Considering how few shrubs or trees bloom in lilac, blue, or purple, it’s surprising more gardeners haven’t discovered chaste tree (Vitex agnus-castus). Considering how many want pest-free, deer-resistant plants that bloom for weeks, it’s amazing this tree is almost uncommon in our state. Fast-paced growth soon forms several trunks topped by a canopy that reaches out in every direction. Leaves and flowers have distinct, if subtle, aromas, attracting bees and hummingbirds to the tubular flowers.
Chaste tree can hold its own amid prize-winning daylilies or welcome visitors at streetside, even stop traffic with its beauty. Upright branches hold their flowers at attention as if to salute the hot weather that brings on the blooms. Like the Beefeaters at Buckingham Palace, they stare straight ahead and never wilt in the humidity. But unlike the red uniformed palace guards, chaste tree’s colors are cool, and so is their impact on the garden. When spring warms the soil, chaste tree puts on its leaves, and the new, light green growth darkens quickly as they expand. As summer heats up, dozens of showy flower clusters adorn chaste tree; it truly buzzes with life.

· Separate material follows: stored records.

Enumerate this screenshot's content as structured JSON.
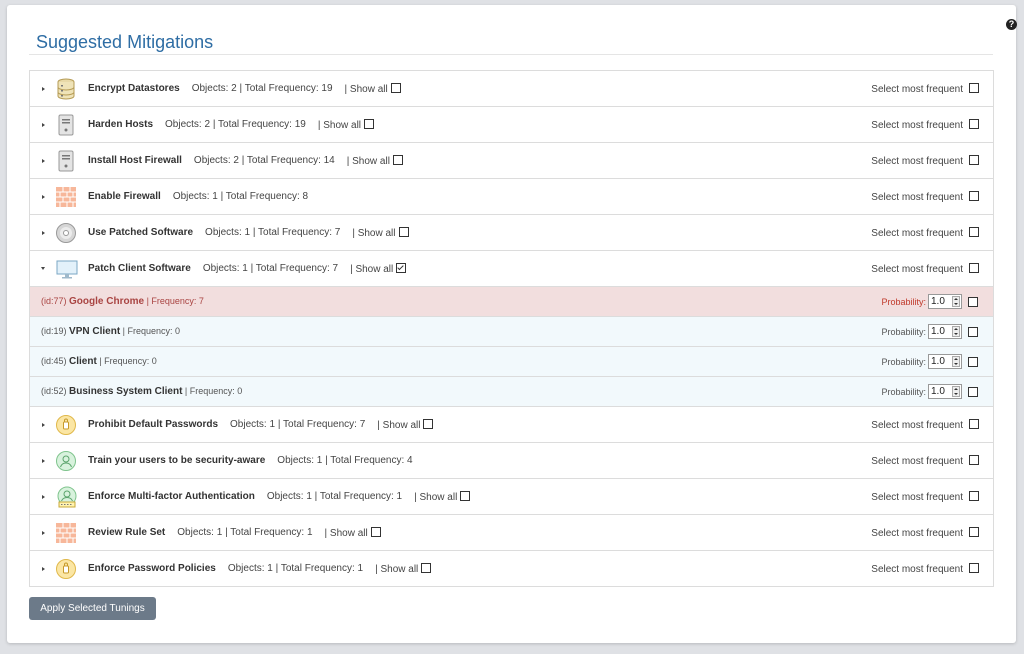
{
  "page": {
    "title": "Suggested Mitigations",
    "help_icon": "question-circle-icon",
    "apply_button": "Apply Selected Tunings"
  },
  "colors": {
    "title": "#2e6da4",
    "highlight_row": "#f2dede",
    "highlight_text": "#a94442",
    "sub_row": "#f2f9fc",
    "button": "#6c7a89"
  },
  "mitigations": [
    {
      "name": "Encrypt Datastores",
      "icon": "database-icon",
      "stats": "Objects: 2 | Total Frequency: 19",
      "show_all": "| Show all",
      "has_show_all": true,
      "show_all_checked": false,
      "expanded": false,
      "select_label": "Select most frequent"
    },
    {
      "name": "Harden Hosts",
      "icon": "server-icon",
      "stats": "Objects: 2 | Total Frequency: 19",
      "show_all": "| Show all",
      "has_show_all": true,
      "show_all_checked": false,
      "expanded": false,
      "select_label": "Select most frequent"
    },
    {
      "name": "Install Host Firewall",
      "icon": "server-icon",
      "stats": "Objects: 2 | Total Frequency: 14",
      "show_all": "| Show all",
      "has_show_all": true,
      "show_all_checked": false,
      "expanded": false,
      "select_label": "Select most frequent"
    },
    {
      "name": "Enable Firewall",
      "icon": "firewall-icon",
      "stats": "Objects: 1 | Total Frequency: 8",
      "show_all": "",
      "has_show_all": false,
      "show_all_checked": false,
      "expanded": false,
      "select_label": "Select most frequent"
    },
    {
      "name": "Use Patched Software",
      "icon": "disc-icon",
      "stats": "Objects: 1 | Total Frequency: 7",
      "show_all": "| Show all",
      "has_show_all": true,
      "show_all_checked": false,
      "expanded": false,
      "select_label": "Select most frequent"
    },
    {
      "name": "Patch Client Software",
      "icon": "monitor-icon",
      "stats": "Objects: 1 | Total Frequency: 7",
      "show_all": "| Show all",
      "has_show_all": true,
      "show_all_checked": true,
      "expanded": true,
      "select_label": "Select most frequent"
    },
    {
      "name": "Prohibit Default Passwords",
      "icon": "lock-icon",
      "stats": "Objects: 1 | Total Frequency: 7",
      "show_all": "| Show all",
      "has_show_all": true,
      "show_all_checked": false,
      "expanded": false,
      "select_label": "Select most frequent"
    },
    {
      "name": "Train your users to be security-aware",
      "icon": "user-icon",
      "stats": "Objects: 1 | Total Frequency: 4",
      "show_all": "",
      "has_show_all": false,
      "show_all_checked": false,
      "expanded": false,
      "select_label": "Select most frequent"
    },
    {
      "name": "Enforce Multi-factor Authentication",
      "icon": "user-keyboard-icon",
      "stats": "Objects: 1 | Total Frequency: 1",
      "show_all": "| Show all",
      "has_show_all": true,
      "show_all_checked": false,
      "expanded": false,
      "select_label": "Select most frequent"
    },
    {
      "name": "Review Rule Set",
      "icon": "firewall-icon",
      "stats": "Objects: 1 | Total Frequency: 1",
      "show_all": "| Show all",
      "has_show_all": true,
      "show_all_checked": false,
      "expanded": false,
      "select_label": "Select most frequent"
    },
    {
      "name": "Enforce Password Policies",
      "icon": "lock-icon",
      "stats": "Objects: 1 | Total Frequency: 1",
      "show_all": "| Show all",
      "has_show_all": true,
      "show_all_checked": false,
      "expanded": false,
      "select_label": "Select most frequent"
    }
  ],
  "expanded_objects": [
    {
      "id": "(id:77)",
      "name": "Google Chrome",
      "frequency": "| Frequency: 7",
      "probability_label": "Probability:",
      "probability": "1.0",
      "highlighted": true
    },
    {
      "id": "(id:19)",
      "name": "VPN Client",
      "frequency": "| Frequency: 0",
      "probability_label": "Probability:",
      "probability": "1.0",
      "highlighted": false
    },
    {
      "id": "(id:45)",
      "name": "Client",
      "frequency": "| Frequency: 0",
      "probability_label": "Probability:",
      "probability": "1.0",
      "highlighted": false
    },
    {
      "id": "(id:52)",
      "name": "Business System Client",
      "frequency": "| Frequency: 0",
      "probability_label": "Probability:",
      "probability": "1.0",
      "highlighted": false
    }
  ]
}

At its best, chaste tree is an asset in gardens large and small. Ignored for a few seasons in any garden, it becomes unruly, a twiggy, thickety mess and sparse flowers. If many stems continually sprout from the ground, select three of them, remove the rest, and use a less-nitrogen rich fertilizer such as one made for flowering trees. A late winter or early spring pruning to remove dead twigs and shape the canopy yields big results in two ways. Keeping the twigs cut off reveals the gnarly trunks and, since chaste tree blooms on the current season’s growth, tip pruning brings on more flowers. Each time they fade, deadheading to remove spent blossoms will spur another round, especially if you follow the grooming with fertilizer.
Vitex seedlings can vary widely; just because Mama is dark blue doesn’t mean the seedling you find sprouting next to her will be. Named varieties recommended across the South include ‘Abbeville Blue’ with dark blue spikes, ‘Rosea’ (dusty pink), ‘Shoal Creek’, noted for huge violet spikes, and ‘Fletcher Pink’ a dramatic light purple-pink with especially fast growth. Chaste tree can grow anywhere in our state, and is both drought- and salt-tolerant, but will be a larger plant nearer the Gulf Coast.
Here’s a capsule of facts about chaste trees:
Common Name: Chaste Tree
Botanical Name: Vitex agnus-castus
Varieties to Look For: ‘Abbeville Blue’, ‘Rosea’, ‘Alba’
Color: blue, pink, white
Blooming Period: summer into fall
Type: deciduous large shrub or small tree
Size: 10’-15’ and as wide
When to Plant: fall to spring
How to Plant: 5’-8’ apart
Watering: drought tolerant once established
When to Prune: late winter
When to Fertilize: compost in early spring and flowering tree formula in late spring
*some of this article was first included in MS Gardener, 2005.